→ DATA FOR THIS EXERCISE:

=====

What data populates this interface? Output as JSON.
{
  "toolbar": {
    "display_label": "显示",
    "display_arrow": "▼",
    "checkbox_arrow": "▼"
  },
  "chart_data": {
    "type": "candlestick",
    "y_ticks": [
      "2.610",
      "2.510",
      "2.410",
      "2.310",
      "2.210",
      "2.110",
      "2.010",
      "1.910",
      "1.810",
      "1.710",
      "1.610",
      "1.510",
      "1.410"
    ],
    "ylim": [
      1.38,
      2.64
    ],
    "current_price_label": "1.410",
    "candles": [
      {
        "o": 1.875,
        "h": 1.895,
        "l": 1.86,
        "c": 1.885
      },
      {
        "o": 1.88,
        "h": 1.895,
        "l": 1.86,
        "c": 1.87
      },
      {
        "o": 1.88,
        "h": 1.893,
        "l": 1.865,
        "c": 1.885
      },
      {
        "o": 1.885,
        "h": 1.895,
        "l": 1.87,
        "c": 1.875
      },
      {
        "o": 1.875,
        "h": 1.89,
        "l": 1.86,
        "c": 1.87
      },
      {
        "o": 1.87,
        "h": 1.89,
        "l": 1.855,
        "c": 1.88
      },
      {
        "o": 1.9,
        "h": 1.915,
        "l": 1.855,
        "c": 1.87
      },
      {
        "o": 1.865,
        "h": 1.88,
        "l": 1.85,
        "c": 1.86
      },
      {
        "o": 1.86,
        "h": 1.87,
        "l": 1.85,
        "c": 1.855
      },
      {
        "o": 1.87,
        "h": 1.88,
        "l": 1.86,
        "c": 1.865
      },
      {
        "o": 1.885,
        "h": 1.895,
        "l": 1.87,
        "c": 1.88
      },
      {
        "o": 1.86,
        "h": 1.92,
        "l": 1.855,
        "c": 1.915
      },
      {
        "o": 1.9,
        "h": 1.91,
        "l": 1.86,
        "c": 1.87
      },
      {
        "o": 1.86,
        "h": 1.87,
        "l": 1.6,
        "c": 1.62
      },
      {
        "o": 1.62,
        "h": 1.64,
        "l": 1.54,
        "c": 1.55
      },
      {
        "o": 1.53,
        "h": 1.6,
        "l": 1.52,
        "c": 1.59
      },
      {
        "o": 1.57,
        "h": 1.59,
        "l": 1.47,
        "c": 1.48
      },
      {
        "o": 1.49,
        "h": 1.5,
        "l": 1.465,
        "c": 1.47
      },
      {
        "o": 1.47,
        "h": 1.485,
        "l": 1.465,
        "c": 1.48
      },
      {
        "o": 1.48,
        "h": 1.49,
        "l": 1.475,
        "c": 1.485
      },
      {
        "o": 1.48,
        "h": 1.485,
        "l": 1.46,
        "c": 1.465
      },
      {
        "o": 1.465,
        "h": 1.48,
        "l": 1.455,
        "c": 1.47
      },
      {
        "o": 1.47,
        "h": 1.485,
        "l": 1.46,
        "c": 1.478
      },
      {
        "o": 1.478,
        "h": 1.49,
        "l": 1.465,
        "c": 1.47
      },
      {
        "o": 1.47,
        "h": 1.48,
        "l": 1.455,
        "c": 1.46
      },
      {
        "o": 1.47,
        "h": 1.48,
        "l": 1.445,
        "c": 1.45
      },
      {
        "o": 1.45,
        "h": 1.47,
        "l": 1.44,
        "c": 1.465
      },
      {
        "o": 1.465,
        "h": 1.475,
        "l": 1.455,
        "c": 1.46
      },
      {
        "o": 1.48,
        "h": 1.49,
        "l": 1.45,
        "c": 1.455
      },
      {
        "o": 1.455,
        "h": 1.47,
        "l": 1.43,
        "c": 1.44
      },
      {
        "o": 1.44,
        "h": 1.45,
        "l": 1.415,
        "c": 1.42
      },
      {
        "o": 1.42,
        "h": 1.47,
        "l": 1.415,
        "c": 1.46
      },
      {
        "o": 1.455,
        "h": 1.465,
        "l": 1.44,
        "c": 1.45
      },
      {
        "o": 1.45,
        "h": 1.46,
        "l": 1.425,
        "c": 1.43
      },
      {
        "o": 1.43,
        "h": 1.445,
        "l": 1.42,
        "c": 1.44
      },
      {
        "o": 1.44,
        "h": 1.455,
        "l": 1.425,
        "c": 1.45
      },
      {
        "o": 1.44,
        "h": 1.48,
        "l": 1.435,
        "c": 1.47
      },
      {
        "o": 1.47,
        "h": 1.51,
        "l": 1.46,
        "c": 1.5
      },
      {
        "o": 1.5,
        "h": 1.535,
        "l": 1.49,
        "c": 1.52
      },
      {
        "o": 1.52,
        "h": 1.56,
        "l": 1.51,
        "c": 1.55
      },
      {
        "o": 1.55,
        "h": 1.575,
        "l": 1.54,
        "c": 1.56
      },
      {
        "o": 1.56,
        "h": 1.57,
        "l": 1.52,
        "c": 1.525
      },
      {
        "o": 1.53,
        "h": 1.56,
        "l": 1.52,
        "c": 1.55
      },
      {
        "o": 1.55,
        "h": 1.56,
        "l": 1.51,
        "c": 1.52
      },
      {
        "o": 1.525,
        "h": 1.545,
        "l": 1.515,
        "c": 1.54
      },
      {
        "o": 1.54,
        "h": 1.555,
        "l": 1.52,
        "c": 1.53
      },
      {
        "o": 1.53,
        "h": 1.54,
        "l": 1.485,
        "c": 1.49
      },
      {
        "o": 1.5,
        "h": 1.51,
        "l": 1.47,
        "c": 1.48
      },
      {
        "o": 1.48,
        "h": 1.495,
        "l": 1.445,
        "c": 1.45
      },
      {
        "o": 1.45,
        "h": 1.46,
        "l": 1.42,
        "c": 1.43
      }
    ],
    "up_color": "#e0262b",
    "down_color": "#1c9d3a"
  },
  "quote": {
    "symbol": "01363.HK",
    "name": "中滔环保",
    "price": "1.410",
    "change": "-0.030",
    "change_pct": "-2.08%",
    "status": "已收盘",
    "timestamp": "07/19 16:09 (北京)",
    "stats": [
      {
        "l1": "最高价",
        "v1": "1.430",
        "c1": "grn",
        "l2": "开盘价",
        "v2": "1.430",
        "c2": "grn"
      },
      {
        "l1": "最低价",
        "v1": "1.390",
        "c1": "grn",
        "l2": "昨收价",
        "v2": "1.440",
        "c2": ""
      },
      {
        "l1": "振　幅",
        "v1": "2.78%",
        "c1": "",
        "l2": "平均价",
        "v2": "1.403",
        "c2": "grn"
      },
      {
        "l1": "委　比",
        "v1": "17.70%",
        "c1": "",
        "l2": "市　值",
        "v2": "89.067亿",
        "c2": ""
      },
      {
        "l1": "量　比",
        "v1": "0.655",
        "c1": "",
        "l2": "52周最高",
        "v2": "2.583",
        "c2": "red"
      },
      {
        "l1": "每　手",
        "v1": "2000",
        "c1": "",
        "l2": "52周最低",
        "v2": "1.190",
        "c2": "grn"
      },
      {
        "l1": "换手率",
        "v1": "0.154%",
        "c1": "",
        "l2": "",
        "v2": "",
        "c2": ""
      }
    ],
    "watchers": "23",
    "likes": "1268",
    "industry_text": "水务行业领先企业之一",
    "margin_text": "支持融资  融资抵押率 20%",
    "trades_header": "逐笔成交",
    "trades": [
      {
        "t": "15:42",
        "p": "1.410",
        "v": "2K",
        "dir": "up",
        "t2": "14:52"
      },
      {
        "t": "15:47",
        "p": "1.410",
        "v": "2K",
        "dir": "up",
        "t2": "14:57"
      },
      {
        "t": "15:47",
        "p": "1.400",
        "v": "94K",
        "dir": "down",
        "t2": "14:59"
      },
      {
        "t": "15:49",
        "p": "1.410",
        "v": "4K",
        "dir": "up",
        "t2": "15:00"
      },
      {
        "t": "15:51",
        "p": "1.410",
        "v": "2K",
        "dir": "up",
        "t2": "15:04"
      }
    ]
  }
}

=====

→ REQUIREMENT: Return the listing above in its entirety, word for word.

→ OUTPUT OF THE EXERCISE:
What data populates this interface? Output as JSON.
{
  "toolbar": {
    "display_label": "显示",
    "display_arrow": "▼",
    "checkbox_arrow": "▼"
  },
  "chart_data": {
    "type": "candlestick",
    "y_ticks": [
      "2.610",
      "2.510",
      "2.410",
      "2.310",
      "2.210",
      "2.110",
      "2.010",
      "1.910",
      "1.810",
      "1.710",
      "1.610",
      "1.510",
      "1.410"
    ],
    "ylim": [
      1.38,
      2.64
    ],
    "current_price_label": "1.410",
    "candles": [
      {
        "o": 1.875,
        "h": 1.895,
        "l": 1.86,
        "c": 1.885
      },
      {
        "o": 1.88,
        "h": 1.895,
        "l": 1.86,
        "c": 1.87
      },
      {
        "o": 1.88,
        "h": 1.893,
        "l": 1.865,
        "c": 1.885
      },
      {
        "o": 1.885,
        "h": 1.895,
        "l": 1.87,
        "c": 1.875
      },
      {
        "o": 1.875,
        "h": 1.89,
        "l": 1.86,
        "c": 1.87
      },
      {
        "o": 1.87,
        "h": 1.89,
        "l": 1.855,
        "c": 1.88
      },
      {
        "o": 1.9,
        "h": 1.915,
        "l": 1.855,
        "c": 1.87
      },
      {
        "o": 1.865,
        "h": 1.88,
        "l": 1.85,
        "c": 1.86
      },
      {
        "o": 1.86,
        "h": 1.87,
        "l": 1.85,
        "c": 1.855
      },
      {
        "o": 1.87,
        "h": 1.88,
        "l": 1.86,
        "c": 1.865
      },
      {
        "o": 1.885,
        "h": 1.895,
        "l": 1.87,
        "c": 1.88
      },
      {
        "o": 1.86,
        "h": 1.92,
        "l": 1.855,
        "c": 1.915
      },
      {
        "o": 1.9,
        "h": 1.91,
        "l": 1.86,
        "c": 1.87
      },
      {
        "o": 1.86,
        "h": 1.87,
        "l": 1.6,
        "c": 1.62
      },
      {
        "o": 1.62,
        "h": 1.64,
        "l": 1.54,
        "c": 1.55
      },
      {
        "o": 1.53,
        "h": 1.6,
        "l": 1.52,
        "c": 1.59
      },
      {
        "o": 1.57,
        "h": 1.59,
        "l": 1.47,
        "c": 1.48
      },
      {
        "o": 1.49,
        "h": 1.5,
        "l": 1.465,
        "c": 1.47
      },
      {
        "o": 1.47,
        "h": 1.485,
        "l": 1.465,
        "c": 1.48
      },
      {
        "o": 1.48,
        "h": 1.49,
        "l": 1.475,
        "c": 1.485
      },
      {
        "o": 1.48,
        "h": 1.485,
        "l": 1.46,
        "c": 1.465
      },
      {
        "o": 1.465,
        "h": 1.48,
        "l": 1.455,
        "c": 1.47
      },
      {
        "o": 1.47,
        "h": 1.485,
        "l": 1.46,
        "c": 1.478
      },
      {
        "o": 1.478,
        "h": 1.49,
        "l": 1.465,
        "c": 1.47
      },
      {
        "o": 1.47,
        "h": 1.48,
        "l": 1.455,
        "c": 1.46
      },
      {
        "o": 1.47,
        "h": 1.48,
        "l": 1.445,
        "c": 1.45
      },
      {
        "o": 1.45,
        "h": 1.47,
        "l": 1.44,
        "c": 1.465
      },
      {
        "o": 1.465,
        "h": 1.475,
        "l": 1.455,
        "c": 1.46
      },
      {
        "o": 1.48,
        "h": 1.49,
        "l": 1.45,
        "c": 1.455
      },
      {
        "o": 1.455,
        "h": 1.47,
        "l": 1.43,
        "c": 1.44
      },
      {
        "o": 1.44,
        "h": 1.45,
        "l": 1.415,
        "c": 1.42
      },
      {
        "o": 1.42,
        "h": 1.47,
        "l": 1.415,
        "c": 1.46
      },
      {
        "o": 1.455,
        "h": 1.465,
        "l": 1.44,
        "c": 1.45
      },
      {
        "o": 1.45,
        "h": 1.46,
        "l": 1.425,
        "c": 1.43
      },
      {
        "o": 1.43,
        "h": 1.445,
        "l": 1.42,
        "c": 1.44
      },
      {
        "o": 1.44,
        "h": 1.455,
        "l": 1.425,
        "c": 1.45
      },
      {
        "o": 1.44,
        "h": 1.48,
        "l": 1.435,
        "c": 1.47
      },
      {
        "o": 1.47,
        "h": 1.51,
        "l": 1.46,
        "c": 1.5
      },
      {
        "o": 1.5,
        "h": 1.535,
        "l": 1.49,
        "c": 1.52
      },
      {
        "o": 1.52,
        "h": 1.56,
        "l": 1.51,
        "c": 1.55
      },
      {
        "o": 1.55,
        "h": 1.575,
        "l": 1.54,
        "c": 1.56
      },
      {
        "o": 1.56,
        "h": 1.57,
        "l": 1.52,
        "c": 1.525
      },
      {
        "o": 1.53,
        "h": 1.56,
        "l": 1.52,
        "c": 1.55
      },
      {
        "o": 1.55,
        "h": 1.56,
        "l": 1.51,
        "c": 1.52
      },
      {
        "o": 1.525,
        "h": 1.545,
        "l": 1.515,
        "c": 1.54
      },
      {
        "o": 1.54,
        "h": 1.555,
        "l": 1.52,
        "c": 1.53
      },
      {
        "o": 1.53,
        "h": 1.54,
        "l": 1.485,
        "c": 1.49
      },
      {
        "o": 1.5,
        "h": 1.51,
        "l": 1.47,
        "c": 1.48
      },
      {
        "o": 1.48,
        "h": 1.495,
        "l": 1.445,
        "c": 1.45
      },
      {
        "o": 1.45,
        "h": 1.46,
        "l": 1.42,
        "c": 1.43
      }
    ],
    "up_color": "#e0262b",
    "down_color": "#1c9d3a"
  },
  "quote": {
    "symbol": "01363.HK",
    "name": "中滔环保",
    "price": "1.410",
    "change": "-0.030",
    "change_pct": "-2.08%",
    "status": "已收盘",
    "timestamp": "07/19 16:09 (北京)",
    "stats": [
      {
        "l1": "最高价",
        "v1": "1.430",
        "c1": "grn",
        "l2": "开盘价",
        "v2": "1.430",
        "c2": "grn"
      },
      {
        "l1": "最低价",
        "v1": "1.390",
        "c1": "grn",
        "l2": "昨收价",
        "v2": "1.440",
        "c2": ""
      },
      {
        "l1": "振　幅",
        "v1": "2.78%",
        "c1": "",
        "l2": "平均价",
        "v2": "1.403",
        "c2": "grn"
      },
      {
        "l1": "委　比",
        "v1": "17.70%",
        "c1": "",
        "l2": "市　值",
        "v2": "89.067亿",
        "c2": ""
      },
      {
        "l1": "量　比",
        "v1": "0.655",
        "c1": "",
        "l2": "52周最高",
        "v2": "2.583",
        "c2": "red"
      },
      {
        "l1": "每　手",
        "v1": "2000",
        "c1": "",
        "l2": "52周最低",
        "v2": "1.190",
        "c2": "grn"
      },
      {
        "l1": "换手率",
        "v1": "0.154%",
        "c1": "",
        "l2": "",
        "v2": "",
        "c2": ""
      }
    ],
    "watchers": "23",
    "likes": "1268",
    "industry_text": "水务行业领先企业之一",
    "margin_text": "支持融资  融资抵押率 20%",
    "trades_header": "逐笔成交",
    "trades": [
      {
        "t": "15:42",
        "p": "1.410",
        "v": "2K",
        "dir": "up",
        "t2": "14:52"
      },
      {
        "t": "15:47",
        "p": "1.410",
        "v": "2K",
        "dir": "up",
        "t2": "14:57"
      },
      {
        "t": "15:47",
        "p": "1.400",
        "v": "94K",
        "dir": "down",
        "t2": "14:59"
      },
      {
        "t": "15:49",
        "p": "1.410",
        "v": "4K",
        "dir": "up",
        "t2": "15:00"
      },
      {
        "t": "15:51",
        "p": "1.410",
        "v": "2K",
        "dir": "up",
        "t2": "15:04"
      }
    ]
  }
}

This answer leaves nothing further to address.